So were basic tracks live?
Yes, it was really tense and fun at the same time. There was one really funny moment during tracking after a take of one of the mathier songs Keith said something to the effect of “Why the fuck would anybody write something like this? This is so stupid!” We were all delirious, it was hilarious.
What kind of ampage did you have going on in the studio? And did you use a different one for overdubs?
For the initial tracking I used an A/B switch for 2 different amps: for the clean we used a vintage fender twin and for the heavy we borrowed a Sunn Model-T going into a Marshall 70s 4×12 from Dan from Lesbian, who also let us borrow his non-Gibson Les Paul Custom knockoff (I don’t remember the brand) for a lot of the heavy guitars. For overdubs we used those same amps and would sometimes swap the heads and use either a Hiwatt 100 or a Plexi.

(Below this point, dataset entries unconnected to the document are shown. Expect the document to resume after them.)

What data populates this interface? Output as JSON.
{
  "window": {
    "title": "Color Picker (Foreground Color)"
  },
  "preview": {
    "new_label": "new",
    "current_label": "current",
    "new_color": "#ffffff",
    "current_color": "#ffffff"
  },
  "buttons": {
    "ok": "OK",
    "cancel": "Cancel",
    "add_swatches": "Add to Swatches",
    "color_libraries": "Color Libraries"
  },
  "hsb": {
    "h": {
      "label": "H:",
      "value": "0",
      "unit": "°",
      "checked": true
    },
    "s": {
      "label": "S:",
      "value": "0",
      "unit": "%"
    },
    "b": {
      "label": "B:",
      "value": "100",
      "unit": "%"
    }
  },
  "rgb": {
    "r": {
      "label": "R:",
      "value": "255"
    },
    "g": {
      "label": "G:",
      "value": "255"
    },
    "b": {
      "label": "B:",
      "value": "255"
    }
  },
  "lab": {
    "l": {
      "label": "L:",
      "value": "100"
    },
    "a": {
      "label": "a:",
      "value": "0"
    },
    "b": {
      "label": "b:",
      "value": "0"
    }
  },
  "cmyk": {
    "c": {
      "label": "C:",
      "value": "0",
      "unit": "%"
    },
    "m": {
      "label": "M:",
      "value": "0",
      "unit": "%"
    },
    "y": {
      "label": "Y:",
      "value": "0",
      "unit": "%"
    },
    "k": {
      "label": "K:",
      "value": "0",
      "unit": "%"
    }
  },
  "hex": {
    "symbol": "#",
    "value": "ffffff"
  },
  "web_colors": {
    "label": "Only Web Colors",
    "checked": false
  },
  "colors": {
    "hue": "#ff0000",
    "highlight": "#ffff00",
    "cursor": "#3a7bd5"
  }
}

Why the Les Paul? Your main axe is a Telecaster right? Was it not cutting it? Is it single-coil?
Yeah Randall was all about me using the Les Paul because he wanted something with humbuckers to really saturate, I was resistant at first but I just gave in and it sounds great. I actually a Les Paul but didn’t bring it with me because I wanted to bring my jaguar baritone which didn’t even get used for the session. My telecaster is also all over the record too, we used it for just about every clean part and some of the heavier overdubs
Thanks Ron. Anything you wanted to sum up with? Any new tours coming up?
I’m really stoked on how Hubardo’s been received thus far. Our recent tour was a blast. We’re doing a small weekend run in January, we just got announced to do SXSW so we have some really exciting stuff that we’re planning on leading up to and after that. Talks of Europe this summer. Everything will be posted on facebook.com/kayodot.official as it’s confirmed. Oh also fuck it I’ll plug this: I’m working on this solo thing under the monkier Zvi (facebook.com/ronvarodmusic) that I hope to have finished early next year and probably just release it on bandcamp unless I find someone that wants to put out a physicial release.